Appeal from the Circuit Court of Henry County; the Hon.
Frederick P. Patton, Judge, presiding.
JUSTICE WOMBACHER DELIVERED THE OPINION OF THE COURT:
The city of Kewanee appeals the trial court's grant of defendants' motions to quash the summons and quash the complaint. We affirm.
The defendants were charged with violating the city's retail theft ordinance. At arraignment, the city stated that it would seek a jail term for both defendants if they were convicted. Private counsel was eventually appointed to represent both defendants. Thereafter, the motions to quash the summons and the complaint were filed. The basis for the motions was that the city had exceeded its power in enacting the retail theft ordinance. After a hearing, the trial court granted defendants' motions, declaring the ordinance invalid. After its motion to reconsider was denied, the city brought this consolidated appeal.
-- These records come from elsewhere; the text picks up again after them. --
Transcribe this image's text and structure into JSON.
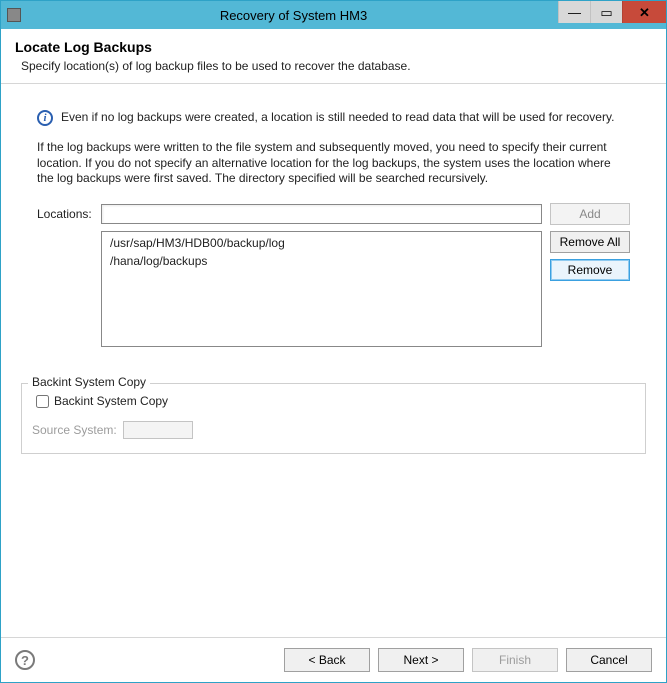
{
  "window": {
    "title": "Recovery of System HM3"
  },
  "header": {
    "title": "Locate Log Backups",
    "subtitle": "Specify location(s) of log backup files to be used to recover the database."
  },
  "info": {
    "text": "Even if no log backups were created, a location is still needed to read data that will be used for recovery."
  },
  "paragraph": "If the log backups were written to the file system and subsequently moved, you need to specify their current location. If you do not specify an alternative location for the log backups, the system uses the location where the log backups were first saved. The directory specified will be searched recursively.",
  "locations": {
    "label": "Locations:",
    "input_value": "",
    "items": [
      "/usr/sap/HM3/HDB00/backup/log",
      "/hana/log/backups"
    ],
    "add_label": "Add",
    "remove_all_label": "Remove All",
    "remove_label": "Remove"
  },
  "backint": {
    "group_label": "Backint System Copy",
    "checkbox_label": "Backint System Copy",
    "checked": false,
    "source_label": "Source System:",
    "source_value": ""
  },
  "footer": {
    "back_label": "< Back",
    "next_label": "Next >",
    "finish_label": "Finish",
    "cancel_label": "Cancel"
  }
}
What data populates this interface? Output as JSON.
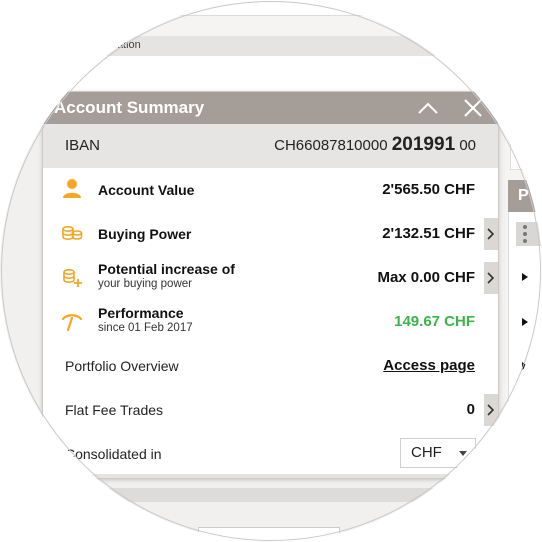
{
  "background": {
    "info_strip_text": "ormation",
    "right_panel_title": "P"
  },
  "widget": {
    "title": "Account Summary",
    "iban": {
      "label": "IBAN",
      "value_prefix": "CH66087810000",
      "value_bold": "201991",
      "value_suffix": "00"
    },
    "rows": [
      {
        "icon": "user-icon",
        "label": "Account Value",
        "value": "2'565.50 CHF"
      },
      {
        "icon": "coins-stack-icon",
        "label": "Buying Power",
        "value": "2'132.51 CHF"
      },
      {
        "icon": "coins-plus-icon",
        "label": "Potential increase of",
        "sublabel": "your buying power",
        "value": "Max 0.00 CHF"
      },
      {
        "icon": "performance-gauge-icon",
        "label": "Performance",
        "sublabel": "since 01 Feb 2017",
        "value": "149.67 CHF"
      }
    ],
    "portfolio": {
      "label": "Portfolio Overview",
      "link": "Access page"
    },
    "flat_fee": {
      "label": "Flat Fee Trades",
      "value": "0"
    },
    "consolidated": {
      "label": "Consolidated in",
      "selected": "CHF"
    }
  },
  "colors": {
    "header": "#a59d98",
    "accent_orange": "#f5a623",
    "positive_green": "#3ab54a"
  }
}
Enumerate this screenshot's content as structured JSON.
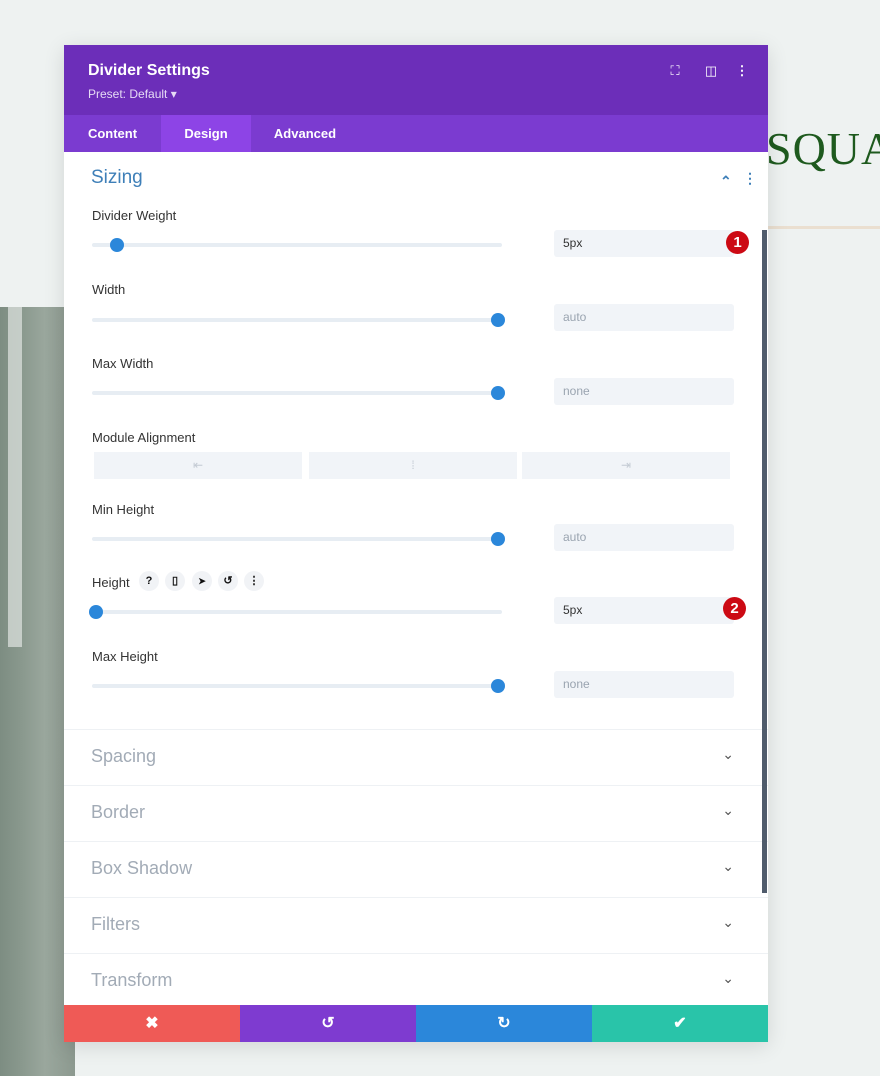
{
  "background": {
    "heading_fragment": "SQUA"
  },
  "panel": {
    "title": "Divider Settings",
    "preset": "Preset: Default ▾",
    "icons": [
      "fullscreen-icon",
      "split-view-icon",
      "more-icon"
    ]
  },
  "tabs": [
    {
      "label": "Content"
    },
    {
      "label": "Design",
      "active": true
    },
    {
      "label": "Advanced"
    }
  ],
  "section": {
    "title": "Sizing",
    "collapse_glyph": "⌃",
    "more_glyph": "⋮"
  },
  "fields": {
    "divider_weight": {
      "label": "Divider Weight",
      "value": "5px",
      "slider_percent": 6,
      "badge": "1"
    },
    "width": {
      "label": "Width",
      "placeholder": "auto",
      "slider_percent": 99
    },
    "max_width": {
      "label": "Max Width",
      "placeholder": "none",
      "slider_percent": 99
    },
    "module_alignment": {
      "label": "Module Alignment",
      "options": [
        "⇤",
        "⁞",
        "⇥"
      ]
    },
    "min_height": {
      "label": "Min Height",
      "placeholder": "auto",
      "slider_percent": 99
    },
    "height": {
      "label": "Height",
      "value": "5px",
      "slider_percent": 1,
      "badge": "2",
      "tools": [
        "?",
        "▯",
        "➤",
        "↺",
        "⋮"
      ]
    },
    "max_height": {
      "label": "Max Height",
      "placeholder": "none",
      "slider_percent": 99
    }
  },
  "collapsed_sections": [
    "Spacing",
    "Border",
    "Box Shadow",
    "Filters",
    "Transform"
  ],
  "footer": {
    "cancel": "✖",
    "undo": "↺",
    "redo": "↻",
    "save": "✔"
  },
  "colors": {
    "header": "#6c2eb9",
    "tabs": "#7b3bd0",
    "accent": "#2b87da",
    "cancel": "#ef5a56",
    "undo": "#7e3bd0",
    "redo": "#2b87da",
    "save": "#29c4a9"
  }
}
• 1 At issue is whether the city, as a non-home-rule unit of government, is empowered to enact this retail theft ordinance. "The corporate authorities of each municipality may pass and enforce all necessary police ordinances." (Ill. Rev. Stat. 1983, ch. 24, par. 11-1-1.) This paragraph allows the authorities to pass and enforce all ordinances necessary to carry out the powers expressly delegated under other provisions of the Illinois Municipal Code. (Chicago Real Estate Board v. City of Chicago (1967), 36 Ill.2d 530, 274 N.E.2d 793.) These powers are to be exercised in the protection of the public health, safety, and welfare. City of Collinsville v. Seiber (1980), 82 Ill. App.3d 719, 403 N.E.2d 90.
The city suggests that two different sections of the Municipal Code support its ordinance. The first we shall examine is section 1-2-1.1. "The corporate authorities of each municipality may pass ordinances, not inconsistent with the criminal laws of this State, to regulate any matter expressly within the authorized powers of the municipality, or incidental thereto, making a violation thereof a misdemeanor * * *." (Ill. Rev. Stat. 1983, ch. 24, par. 1-2-1.1.) The city then states that the ordinance is a valid exercise under this section because the language of the ordinance is identical to the State retail theft statute. Ill. Rev. Stat. 1983, ch. 38, par. 16A-1 et seq.
• 2, 3 The city's reliance on section 1-2-1.1 is misplaced. The statute is a limiting statute. The clear language states that a municipality cannot enact ordinances inconsistent with the State criminal laws. The mere fact that the language in the ordinance is identical to that of the State statute does not validate an otherwise invalid exercise of police power. This statute is also not an enabling statute as contemplated in section 11-1-1. The statute only allows municipalities to create misdemeanors under powers authorized elsewhere in the Municipal Code.
One section that grants this power is section 11-5-3, the second section relied upon by the city to support the ordinance. "The corporate authorities of each municipality may prevent intoxication, fighting, quarreling, dog fights, cock fights, and all other disorderly conduct." (Ill. Rev. Stat. 1983, ch. 24, par. 11-5-3.) The city then states that retail theft "most assuredly" falls within the definition of disorderly conduct as defined by the Criminal Code of 1961 (Ill. Rev. Stat. 1983, ch. 38, par. 26-1).
The city argues that the act of retail theft is alarming and disturbing to the merchant against whom the theft is committed. Also, that the thief may cause a breach of the peace when caught in the act of his crime. The city presents a number of hypothetical situations where property is damaged, people are injured, and merchants are abused.
We find this argument unavailing. It is the conduct in question, not the potential conduct, that should be determined to be disorderly. Our analysis of the ordinance shows that the conduct proscribed, whether it be shoplifting, changing price tags, or underringing, is neither alarming and disturbing, nor does it cause a breach of the peace.
We also do not find retail theft falling into the other categories listed in 11-5-3, intoxication, quarreling, or cock fighting. We finally note that the city did not incorporate the retail theft ordinance into its disorderly conduct ordinance, thus leading us to believe that the council did not consider retail theft to be disorderly conduct. The city cites no other authorizing statute to support its ordinance. Nor do we find any. Thus, the trial judge correctly found that city's retail theft ordinance was invalid as an ultra vires act of the city council.
The parties also ask us to determine the validity of the city's penalty ordinance. As we have disposed of the case in finding the retail theft ordinance invalid, we decline to decide the validity of the penalty ordinance. We also find that the defendants, having had the theft ordinance issue decided in their favor, do not have the standing to challenge the penalty ordinance. Thus, the trial judge did not have to decide the question either. We therefore vacate that portion of the order that invalidates the penalty ordinance.
Affirmed in part and vacated in part.
HEIPLE and STOUDER, JJ., ...